Lana Pollack, the U.S. chairman of the Joint Commission, declined to sign the letter from her commission recommending that the governments explore what it will take to bring lake levels up and instead wrote a dissent arguing that a St. Clair restoration offers only "false hope."
She fears the project will detract the public's attention from what she sees as the real issue — climate change causing increased evaporation. Her husband is Henry Pollack, a University of Michigan scientist and member of the team of climate researchers who shared a 2007 Nobel Prize with former Vice President Al Gore.
While Pollack's fellow commissioners have recommended exploring a system that could allow more water to leave Michigan and Huron in wet years, she said the big lakes are so slow to respond to long-term weather patterns that predicting when to let that water go or when to hold it back could prove impossible.
"Some of the very same people who deny the reality of climate change being caused by our energy choices are the same people who say, 'We want you to fix this,'" Lana Pollack said. "So on the one hand they say mankind is too small to impact Mother Nature — that forces of nature are much stronger than the impacts of man. Yet they somehow turn around and say, 'OK, governments: Put a plug in — engineer something, dredge something, dig out, blow up, modify.' They don't think man is too weak to engineer a fix, but they somehow say we're not responsible for the cause."
University of Wisconsin-Milwaukee meteorologist Paul Roebber agrees controlling flows out the St. Clair could be a complex job, but he believes it is one worth exploring, especially in an era when he expects increased evaporation and precipitation cycles to bring unprecedentedly big swings in water levels.
Roebber isn't worried about preserving fluctuations essential to wetlands health.
"It's unlikely to me that the problem is really going to be that we won't have variability in lake levels," he said. "It will be that we still have too much."
In addition to exploring a St. Clair restoration, the Joint Commission is recommending the U.S. and Canadian governments pursue a strategy of "adaptive management" to cope with the low levels.
"Adaptive management is a hard sell because by definition it says we don't know what it means," said Lana Pollack, a proponent of the strategy. "It doesn't start out with prescription. It doesn't say build this and dredge that and modify the other thing."
She says what it does say is to start paying attention to the changes that have already happened, learn everything you can to better predict changes likely to come, and be strategic in your decisions on how to cope.
"It is continually measuring, learning, adjusting," she said.
Some of this, of course, is already happening.

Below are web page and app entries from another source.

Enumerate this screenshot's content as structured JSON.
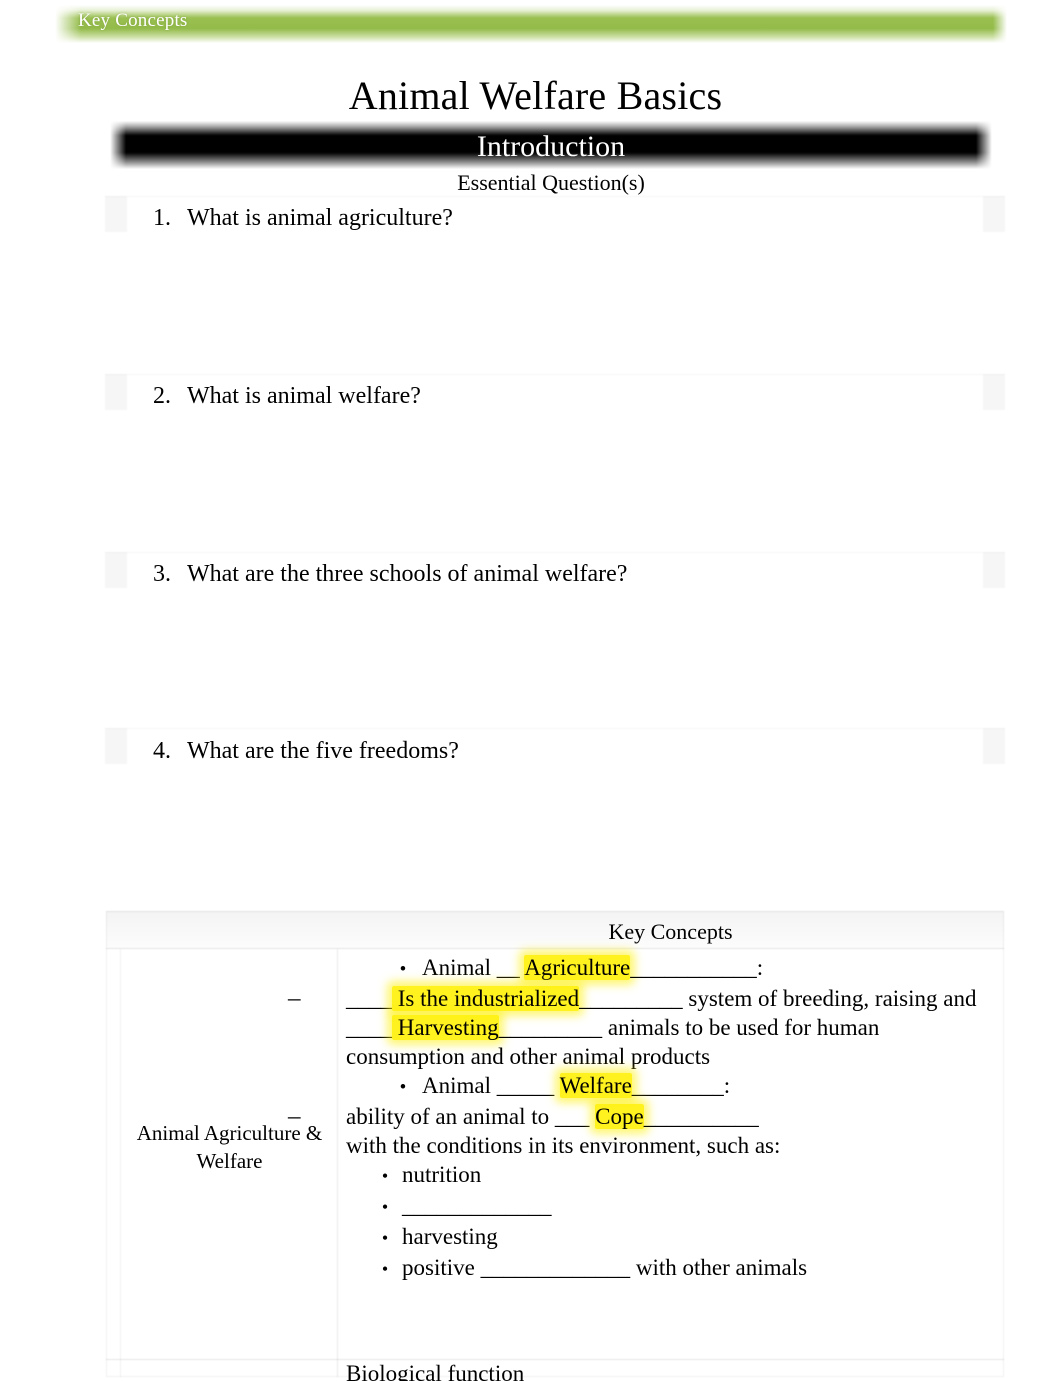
{
  "header": {
    "band_label": "Key Concepts",
    "band_color": "#93bb4a"
  },
  "document": {
    "title": "Animal Welfare Basics",
    "section_band": "Introduction",
    "essential_questions_heading": "Essential Question(s)"
  },
  "questions": [
    {
      "number": "1.",
      "text": "What is animal agriculture?"
    },
    {
      "number": "2.",
      "text": "What is animal welfare?"
    },
    {
      "number": "3.",
      "text": "What are the three schools of animal welfare?"
    },
    {
      "number": "4.",
      "text": "What are the five freedoms?"
    }
  ],
  "key_concepts_table": {
    "header": "Key Concepts",
    "row_label": "Animal Agriculture & Welfare",
    "bullet_glyph": "•",
    "dash_glyph": "–",
    "content": {
      "b1_prefix": "Animal __ ",
      "b1_fill": "Agriculture",
      "b1_blank": "___________",
      "b1_suffix": ":",
      "d1_blank_lead": "____",
      "d1_fill": " Is the industrialized",
      "d1_blank_mid": "_________",
      "d1_text": " system of breeding, raising and ",
      "d2_blank_lead": "____",
      "d2_fill": " Harvesting",
      "d2_blank_mid": "_________",
      "d2_text": " animals to be used for human consumption and other animal products",
      "b2_prefix": "Animal _____ ",
      "b2_fill": "Welfare",
      "b2_blank": "________",
      "b2_suffix": ":",
      "d3_text": "ability of an animal to ___ ",
      "d3_fill": " Cope",
      "d3_blank": "__________",
      "d3_tail": "with the conditions in its environment, such as:",
      "sub_bullets": [
        {
          "text": "nutrition",
          "blank": ""
        },
        {
          "text": "",
          "blank": "_____________"
        },
        {
          "text": "harvesting",
          "blank": ""
        },
        {
          "text": "positive ",
          "blank": "_____________",
          "tail": " with other animals"
        }
      ],
      "cut_off_line": "Biological                    function"
    }
  }
}
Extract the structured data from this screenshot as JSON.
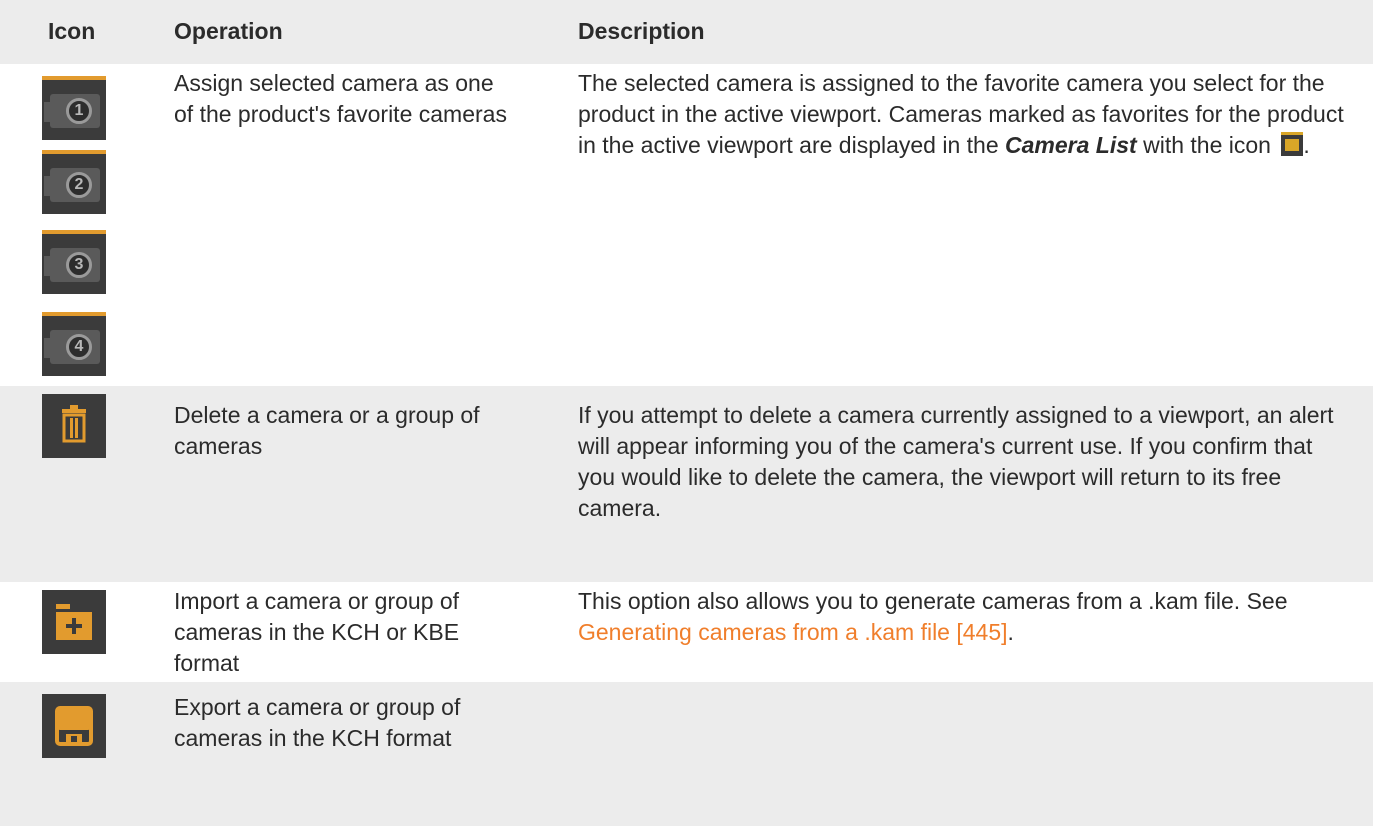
{
  "header": {
    "icon": "Icon",
    "operation": "Operation",
    "description": "Description"
  },
  "rows": [
    {
      "icons": [
        "favorite-camera-1-icon",
        "favorite-camera-2-icon",
        "favorite-camera-3-icon",
        "favorite-camera-4-icon"
      ],
      "icon_numbers": [
        "1",
        "2",
        "3",
        "4"
      ],
      "operation": "Assign selected camera as one of the product's favorite cameras",
      "description_prefix": "The selected camera is assigned to the favorite camera you select for the product in the active viewport. Cameras marked as favorites for the product in the active viewport are displayed in the ",
      "description_emph": "Camera List",
      "description_suffix": " with the icon",
      "description_end": "."
    },
    {
      "icon": "trash-icon",
      "operation": "Delete a camera or a group of cameras",
      "description": "If you attempt to delete a camera currently assigned to a viewport, an alert will appear informing you of the camera's current use. If you confirm that you would like to delete the camera, the viewport will return to its free camera."
    },
    {
      "icon": "import-folder-icon",
      "operation": "Import a camera or group of cameras in the KCH or KBE format",
      "description_prefix": "This option also allows you to generate cameras from a .kam file. See ",
      "description_link": "Generating cameras from a .kam file [445]",
      "description_suffix": "."
    },
    {
      "icon": "export-save-icon",
      "operation": "Export a camera or group of cameras in the KCH format",
      "description": ""
    }
  ],
  "colors": {
    "header_bg": "#ececec",
    "accent": "#e29b2e",
    "link": "#f07e2b",
    "icon_bg": "#3b3b3b"
  }
}
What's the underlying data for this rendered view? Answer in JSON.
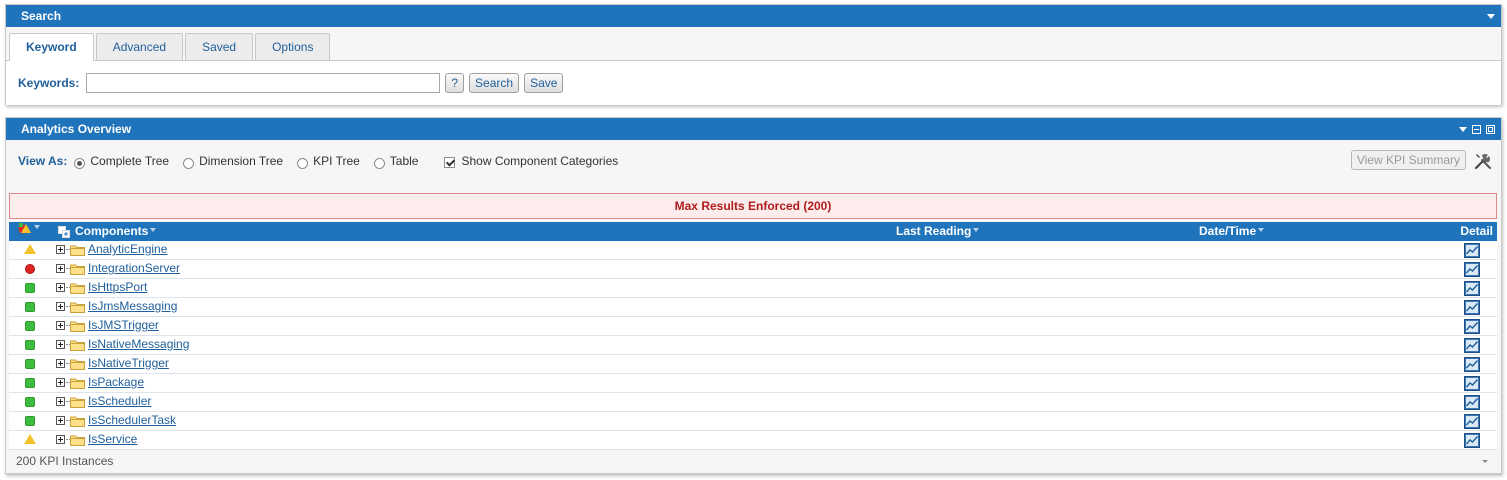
{
  "search": {
    "title": "Search",
    "tabs": [
      "Keyword",
      "Advanced",
      "Saved",
      "Options"
    ],
    "active_tab": "Keyword",
    "keywords_label": "Keywords:",
    "keywords_value": "",
    "help_label": "?",
    "search_label": "Search",
    "save_label": "Save"
  },
  "analytics": {
    "title": "Analytics Overview",
    "view_as_label": "View As:",
    "view_options": [
      "Complete Tree",
      "Dimension Tree",
      "KPI Tree",
      "Table"
    ],
    "selected_view": "Complete Tree",
    "show_categories_label": "Show Component Categories",
    "show_categories_checked": true,
    "view_kpi_summary_label": "View KPI Summary",
    "max_results_text": "Max Results Enforced (200)",
    "columns": {
      "components": "Components",
      "last_reading": "Last Reading",
      "datetime": "Date/Time",
      "detail": "Detail"
    },
    "rows": [
      {
        "name": "AnalyticEngine",
        "status": "warning"
      },
      {
        "name": "IntegrationServer",
        "status": "critical"
      },
      {
        "name": "IsHttpsPort",
        "status": "ok"
      },
      {
        "name": "IsJmsMessaging",
        "status": "ok"
      },
      {
        "name": "IsJMSTrigger",
        "status": "ok"
      },
      {
        "name": "IsNativeMessaging",
        "status": "ok"
      },
      {
        "name": "IsNativeTrigger",
        "status": "ok"
      },
      {
        "name": "IsPackage",
        "status": "ok"
      },
      {
        "name": "IsScheduler",
        "status": "ok"
      },
      {
        "name": "IsSchedulerTask",
        "status": "ok"
      },
      {
        "name": "IsService",
        "status": "warning"
      }
    ],
    "footer_text": "200 KPI Instances"
  },
  "colors": {
    "header_blue": "#1f74bc",
    "link_blue": "#1f5f9b",
    "ok_green": "#3ebc3e",
    "critical_red": "#e02424",
    "warning_yellow": "#f2c12b",
    "banner_red": "#b11c1c"
  }
}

At Milwaukee's South Shore Yacht Club, commodore Dave Wehnes is pushing members' boats around the slips like giant chess pieces, trying to find the right match for the right boat so the big ones can buy an extra six inches of precious draft — sometimes the difference between being able to set sail for the summer, or not.
Freighters going through the locks at Sault Ste. Marie are leaving thousands of tons of cargo on the docks, just so they don't scrape bottom.
At the tip of the Door Peninsula, emergency dredging was ordered this winter so the ferry that is a lifeline to the outside world for Washington Island's 700 full-time residents could simply pull into its dock.
Just to the south at the public dock in the village of Ephraim, boat slips earlier this year weren't so much on the water as near it. The water was so low this winter that dredging crews were basically digging a canal, not a channel, out into Eagle Harbor.
The low water has been good business for Door County dredger Kahr, but that doesn't mean he's happy. He knows the work he does is expensive and at times environmentally messy. Then he thinks about how it's happening up and down Michigan and Huron's nearly 5,500 miles of shoreline.
Just chasing the water isn't his answer anymore. He says it is time to at least explore how we might actually catch it.
"We can't just keep dig, dig, digging," he said.